3 tn The traditional interpretation is that Ezekiel embarked on his mission with bitterness and anger, either reflecting God’s attitude toward the sinful people or his own feelings about having to carry out such an unpleasant task. L. C. Allen (Ezekiel [WBC], 1:13) takes “bitterly” as a misplaced marginal note and understands the following word, normally translated “anger,” in the sense of fervor or passion. He translates, “I was passionately moved” (p. 4). Another option is to take the word translated “bitterly” as a verb meaning “strengthened” (attested in Ugaritic). See G. R. Driver, Canaanite Myths and Legends, 152.
4 tn Heb “the hand of the Lord was on me heavily.” The “hand of the Lord” is a metaphor for his power or influence; the modifier conveys intensity.

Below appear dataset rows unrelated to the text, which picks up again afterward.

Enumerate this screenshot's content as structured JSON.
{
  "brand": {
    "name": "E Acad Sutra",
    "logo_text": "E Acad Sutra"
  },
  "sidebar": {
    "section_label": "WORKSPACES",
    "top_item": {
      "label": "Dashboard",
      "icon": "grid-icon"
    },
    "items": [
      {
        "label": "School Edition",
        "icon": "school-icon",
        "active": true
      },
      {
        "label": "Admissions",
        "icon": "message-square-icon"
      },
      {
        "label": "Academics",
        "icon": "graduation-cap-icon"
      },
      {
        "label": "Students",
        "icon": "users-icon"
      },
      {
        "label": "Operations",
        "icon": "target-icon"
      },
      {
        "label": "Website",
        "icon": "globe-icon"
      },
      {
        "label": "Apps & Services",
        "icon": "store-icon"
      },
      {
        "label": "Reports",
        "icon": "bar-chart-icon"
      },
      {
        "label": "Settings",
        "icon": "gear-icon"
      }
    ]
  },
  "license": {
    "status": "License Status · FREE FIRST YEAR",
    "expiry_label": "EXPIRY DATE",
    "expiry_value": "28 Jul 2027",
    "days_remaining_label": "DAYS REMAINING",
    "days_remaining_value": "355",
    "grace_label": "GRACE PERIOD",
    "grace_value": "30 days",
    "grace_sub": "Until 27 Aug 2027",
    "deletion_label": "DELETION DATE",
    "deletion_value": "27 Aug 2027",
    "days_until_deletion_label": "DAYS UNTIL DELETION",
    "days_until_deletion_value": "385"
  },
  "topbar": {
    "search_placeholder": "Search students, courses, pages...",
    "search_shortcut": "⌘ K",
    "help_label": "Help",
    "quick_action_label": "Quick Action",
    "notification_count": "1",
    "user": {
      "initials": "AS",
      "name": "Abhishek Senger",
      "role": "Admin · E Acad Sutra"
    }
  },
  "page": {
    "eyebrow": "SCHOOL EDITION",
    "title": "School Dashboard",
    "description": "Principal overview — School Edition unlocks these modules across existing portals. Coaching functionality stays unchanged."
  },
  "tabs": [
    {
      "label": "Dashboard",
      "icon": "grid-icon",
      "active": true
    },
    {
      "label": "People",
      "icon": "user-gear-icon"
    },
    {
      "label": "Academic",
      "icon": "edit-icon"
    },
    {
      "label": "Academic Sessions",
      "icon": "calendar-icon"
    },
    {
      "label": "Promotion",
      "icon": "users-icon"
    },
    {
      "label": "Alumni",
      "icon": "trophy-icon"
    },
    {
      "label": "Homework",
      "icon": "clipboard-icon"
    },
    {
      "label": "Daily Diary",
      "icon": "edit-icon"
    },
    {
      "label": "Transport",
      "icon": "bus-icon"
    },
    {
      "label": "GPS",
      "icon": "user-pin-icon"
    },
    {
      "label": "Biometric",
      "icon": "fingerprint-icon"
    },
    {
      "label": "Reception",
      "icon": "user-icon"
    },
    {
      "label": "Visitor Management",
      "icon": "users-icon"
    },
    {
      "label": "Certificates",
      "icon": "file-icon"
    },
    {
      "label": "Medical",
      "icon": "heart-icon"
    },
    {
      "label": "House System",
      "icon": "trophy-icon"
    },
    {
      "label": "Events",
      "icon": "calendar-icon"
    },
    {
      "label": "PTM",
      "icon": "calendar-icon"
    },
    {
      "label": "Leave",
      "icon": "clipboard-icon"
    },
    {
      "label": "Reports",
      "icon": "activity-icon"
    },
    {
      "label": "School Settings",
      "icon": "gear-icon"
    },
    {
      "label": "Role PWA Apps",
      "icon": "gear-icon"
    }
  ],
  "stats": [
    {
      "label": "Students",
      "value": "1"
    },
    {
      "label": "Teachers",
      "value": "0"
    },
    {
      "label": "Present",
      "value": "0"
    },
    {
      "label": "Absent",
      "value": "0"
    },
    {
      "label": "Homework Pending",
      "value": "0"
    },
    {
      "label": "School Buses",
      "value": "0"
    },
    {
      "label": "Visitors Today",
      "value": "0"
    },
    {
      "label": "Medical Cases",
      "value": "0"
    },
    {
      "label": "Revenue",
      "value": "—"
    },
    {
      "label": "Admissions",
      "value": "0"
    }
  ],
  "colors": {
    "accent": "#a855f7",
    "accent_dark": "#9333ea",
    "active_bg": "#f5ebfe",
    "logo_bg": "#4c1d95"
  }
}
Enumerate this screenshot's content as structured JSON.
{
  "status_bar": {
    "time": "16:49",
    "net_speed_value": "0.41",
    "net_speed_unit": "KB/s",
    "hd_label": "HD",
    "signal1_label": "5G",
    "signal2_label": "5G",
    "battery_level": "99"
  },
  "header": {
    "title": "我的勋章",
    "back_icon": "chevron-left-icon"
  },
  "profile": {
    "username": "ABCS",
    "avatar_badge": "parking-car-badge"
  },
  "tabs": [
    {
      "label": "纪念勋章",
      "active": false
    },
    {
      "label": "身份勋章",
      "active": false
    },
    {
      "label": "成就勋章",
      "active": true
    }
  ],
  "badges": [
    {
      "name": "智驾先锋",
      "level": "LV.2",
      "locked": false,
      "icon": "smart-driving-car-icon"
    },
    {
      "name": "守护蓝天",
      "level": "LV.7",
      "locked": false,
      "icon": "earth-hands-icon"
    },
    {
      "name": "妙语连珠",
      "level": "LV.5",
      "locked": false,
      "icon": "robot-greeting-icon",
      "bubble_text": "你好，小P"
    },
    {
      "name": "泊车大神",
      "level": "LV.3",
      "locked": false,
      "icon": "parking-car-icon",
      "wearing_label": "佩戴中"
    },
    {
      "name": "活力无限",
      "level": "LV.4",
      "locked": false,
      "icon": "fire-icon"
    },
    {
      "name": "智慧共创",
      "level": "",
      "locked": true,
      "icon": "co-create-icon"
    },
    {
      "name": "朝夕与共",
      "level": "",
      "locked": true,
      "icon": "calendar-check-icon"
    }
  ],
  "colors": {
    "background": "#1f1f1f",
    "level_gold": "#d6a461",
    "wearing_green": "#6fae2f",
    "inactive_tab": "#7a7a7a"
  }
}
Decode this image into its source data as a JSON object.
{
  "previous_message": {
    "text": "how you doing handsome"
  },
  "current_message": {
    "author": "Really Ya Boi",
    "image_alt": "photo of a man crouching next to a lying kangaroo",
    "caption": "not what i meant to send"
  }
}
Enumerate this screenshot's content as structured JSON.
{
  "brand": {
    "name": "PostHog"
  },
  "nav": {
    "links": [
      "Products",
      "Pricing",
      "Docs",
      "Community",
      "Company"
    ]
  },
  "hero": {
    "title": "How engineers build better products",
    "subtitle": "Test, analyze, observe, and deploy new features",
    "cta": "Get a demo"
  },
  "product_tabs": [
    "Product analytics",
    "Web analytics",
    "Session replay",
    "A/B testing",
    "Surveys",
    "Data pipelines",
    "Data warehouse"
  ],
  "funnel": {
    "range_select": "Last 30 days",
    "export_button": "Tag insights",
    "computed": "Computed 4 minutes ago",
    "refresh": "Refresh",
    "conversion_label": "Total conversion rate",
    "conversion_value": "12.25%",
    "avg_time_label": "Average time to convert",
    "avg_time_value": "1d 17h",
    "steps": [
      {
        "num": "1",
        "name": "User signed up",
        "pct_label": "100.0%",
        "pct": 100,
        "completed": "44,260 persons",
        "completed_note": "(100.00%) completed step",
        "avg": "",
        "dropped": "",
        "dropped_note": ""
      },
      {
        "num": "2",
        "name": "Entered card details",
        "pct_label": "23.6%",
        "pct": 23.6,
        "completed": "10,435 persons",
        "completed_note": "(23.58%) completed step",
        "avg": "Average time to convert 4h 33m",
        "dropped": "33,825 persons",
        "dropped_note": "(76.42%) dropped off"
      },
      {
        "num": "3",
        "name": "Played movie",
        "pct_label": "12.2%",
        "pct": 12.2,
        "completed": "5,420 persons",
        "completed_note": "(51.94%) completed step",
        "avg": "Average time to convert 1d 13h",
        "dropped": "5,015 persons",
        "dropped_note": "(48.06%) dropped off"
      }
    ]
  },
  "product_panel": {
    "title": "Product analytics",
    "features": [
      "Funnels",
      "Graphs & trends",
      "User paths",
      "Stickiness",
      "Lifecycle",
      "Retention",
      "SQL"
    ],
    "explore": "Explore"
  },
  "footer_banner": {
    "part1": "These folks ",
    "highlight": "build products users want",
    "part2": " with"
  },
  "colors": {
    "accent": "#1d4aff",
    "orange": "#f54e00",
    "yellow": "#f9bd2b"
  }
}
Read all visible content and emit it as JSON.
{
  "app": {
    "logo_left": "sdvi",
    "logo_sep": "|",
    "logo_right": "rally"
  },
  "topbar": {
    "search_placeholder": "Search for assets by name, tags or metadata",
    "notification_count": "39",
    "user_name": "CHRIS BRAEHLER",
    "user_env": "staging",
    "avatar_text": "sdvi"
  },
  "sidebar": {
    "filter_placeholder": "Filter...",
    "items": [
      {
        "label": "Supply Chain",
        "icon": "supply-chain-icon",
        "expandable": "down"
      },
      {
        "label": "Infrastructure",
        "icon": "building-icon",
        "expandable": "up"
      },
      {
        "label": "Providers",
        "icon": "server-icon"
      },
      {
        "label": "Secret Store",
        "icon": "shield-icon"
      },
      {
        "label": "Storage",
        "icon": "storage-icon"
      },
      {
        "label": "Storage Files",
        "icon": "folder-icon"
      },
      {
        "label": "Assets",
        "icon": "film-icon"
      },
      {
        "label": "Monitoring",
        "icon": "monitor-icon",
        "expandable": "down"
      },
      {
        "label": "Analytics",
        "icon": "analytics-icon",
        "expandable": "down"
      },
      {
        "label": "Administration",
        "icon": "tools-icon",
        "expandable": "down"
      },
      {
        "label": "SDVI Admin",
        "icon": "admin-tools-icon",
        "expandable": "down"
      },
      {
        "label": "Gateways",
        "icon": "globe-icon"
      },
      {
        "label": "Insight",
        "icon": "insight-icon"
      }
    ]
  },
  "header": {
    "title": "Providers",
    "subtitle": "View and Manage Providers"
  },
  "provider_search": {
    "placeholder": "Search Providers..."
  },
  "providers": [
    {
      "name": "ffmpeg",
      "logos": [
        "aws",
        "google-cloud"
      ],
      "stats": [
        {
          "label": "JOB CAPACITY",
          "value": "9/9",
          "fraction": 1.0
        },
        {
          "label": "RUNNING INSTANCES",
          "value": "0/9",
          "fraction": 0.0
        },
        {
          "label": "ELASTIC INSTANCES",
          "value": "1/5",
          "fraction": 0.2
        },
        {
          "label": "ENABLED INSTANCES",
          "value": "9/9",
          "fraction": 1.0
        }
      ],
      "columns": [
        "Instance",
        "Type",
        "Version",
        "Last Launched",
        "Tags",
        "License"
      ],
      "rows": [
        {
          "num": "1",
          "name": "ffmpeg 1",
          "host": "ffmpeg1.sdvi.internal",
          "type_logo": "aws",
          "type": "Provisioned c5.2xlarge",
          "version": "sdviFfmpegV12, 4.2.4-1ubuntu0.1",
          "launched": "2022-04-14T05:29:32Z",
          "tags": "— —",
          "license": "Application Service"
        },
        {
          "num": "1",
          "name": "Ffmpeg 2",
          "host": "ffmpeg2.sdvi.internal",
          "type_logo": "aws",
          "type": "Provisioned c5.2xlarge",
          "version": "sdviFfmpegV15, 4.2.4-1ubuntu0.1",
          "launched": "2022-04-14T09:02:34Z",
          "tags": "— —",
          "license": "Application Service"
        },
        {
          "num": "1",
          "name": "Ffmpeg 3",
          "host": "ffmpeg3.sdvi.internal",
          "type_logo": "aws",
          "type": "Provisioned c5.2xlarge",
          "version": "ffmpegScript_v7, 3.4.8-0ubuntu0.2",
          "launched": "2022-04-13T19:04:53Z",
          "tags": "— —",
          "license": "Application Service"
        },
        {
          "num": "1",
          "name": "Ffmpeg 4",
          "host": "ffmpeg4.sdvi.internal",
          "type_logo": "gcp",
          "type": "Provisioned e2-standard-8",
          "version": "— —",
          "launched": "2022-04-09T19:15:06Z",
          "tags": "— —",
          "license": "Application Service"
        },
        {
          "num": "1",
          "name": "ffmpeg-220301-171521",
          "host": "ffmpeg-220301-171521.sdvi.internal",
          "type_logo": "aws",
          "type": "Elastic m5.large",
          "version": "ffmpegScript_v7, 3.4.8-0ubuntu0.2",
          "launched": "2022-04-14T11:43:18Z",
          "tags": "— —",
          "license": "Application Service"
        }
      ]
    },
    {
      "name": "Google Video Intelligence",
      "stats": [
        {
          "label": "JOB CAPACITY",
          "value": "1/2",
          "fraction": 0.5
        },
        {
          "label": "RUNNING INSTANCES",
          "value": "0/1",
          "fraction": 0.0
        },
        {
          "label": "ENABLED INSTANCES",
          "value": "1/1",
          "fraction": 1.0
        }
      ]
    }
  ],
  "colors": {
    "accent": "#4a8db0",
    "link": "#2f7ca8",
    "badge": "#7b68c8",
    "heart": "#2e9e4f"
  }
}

sn In Ezekiel God’s “hand” being on the prophet is regularly associated with communication or a vision from God (1:3; 3:14, 22; 8:1; 37:1; 40:1).
5 sn The name “Tel Abib” is a transliteration of an Akkadian term meaning “mound of the flood,” i.e., an ancient mound. It is not to be confused with the modern city of Tel Aviv in Israel.
6 tn Or “canal.”
8 sn This phrase occurs about fifty times in the book of Ezekiel.
10 sn Even though the infinitive absolute is used to emphasize the warning, the warning is still implicitly conditional, as the following context makes clear.
11 tn Or “in his punishment.” The phrase “in/for [a person’s] iniquity” occurs fourteen times in Ezekiel: here and v. 19; 4:17; 7:13, 16; 18: 17, 18, 19, 20; 24:23; 33:6, 8, 9; 39:23. The Hebrew word for “iniquity” may also mean the “punishment for iniquity.”
15 tn Heb “the righteous man.”